WHAT THE TASK REQUIRES. Every entry that follows should be written out again exactly.

EXTRACTED DATA.
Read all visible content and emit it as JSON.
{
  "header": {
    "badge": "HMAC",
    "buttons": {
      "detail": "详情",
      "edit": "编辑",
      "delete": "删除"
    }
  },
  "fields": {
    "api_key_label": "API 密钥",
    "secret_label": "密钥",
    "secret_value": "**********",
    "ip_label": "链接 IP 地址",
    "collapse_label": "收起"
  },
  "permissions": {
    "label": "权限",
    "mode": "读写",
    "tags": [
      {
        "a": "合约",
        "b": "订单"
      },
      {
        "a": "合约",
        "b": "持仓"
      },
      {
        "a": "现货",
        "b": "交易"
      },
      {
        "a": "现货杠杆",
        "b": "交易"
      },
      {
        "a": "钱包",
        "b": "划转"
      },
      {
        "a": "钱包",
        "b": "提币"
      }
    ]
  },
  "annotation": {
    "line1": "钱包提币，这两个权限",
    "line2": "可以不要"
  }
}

WRITTEN REPLY.
Read all visible content and emit it as JSON.
{
  "header": {
    "badge": "HMAC",
    "buttons": {
      "detail": "详情",
      "edit": "编辑",
      "delete": "删除"
    }
  },
  "fields": {
    "api_key_label": "API 密钥",
    "secret_label": "密钥",
    "secret_value": "**********",
    "ip_label": "链接 IP 地址",
    "collapse_label": "收起"
  },
  "permissions": {
    "label": "权限",
    "mode": "读写",
    "tags": [
      {
        "a": "合约",
        "b": "订单"
      },
      {
        "a": "合约",
        "b": "持仓"
      },
      {
        "a": "现货",
        "b": "交易"
      },
      {
        "a": "现货杠杆",
        "b": "交易"
      },
      {
        "a": "钱包",
        "b": "划转"
      },
      {
        "a": "钱包",
        "b": "提币"
      }
    ]
  },
  "annotation": {
    "line1": "钱包提币，这两个权限",
    "line2": "可以不要"
  }
}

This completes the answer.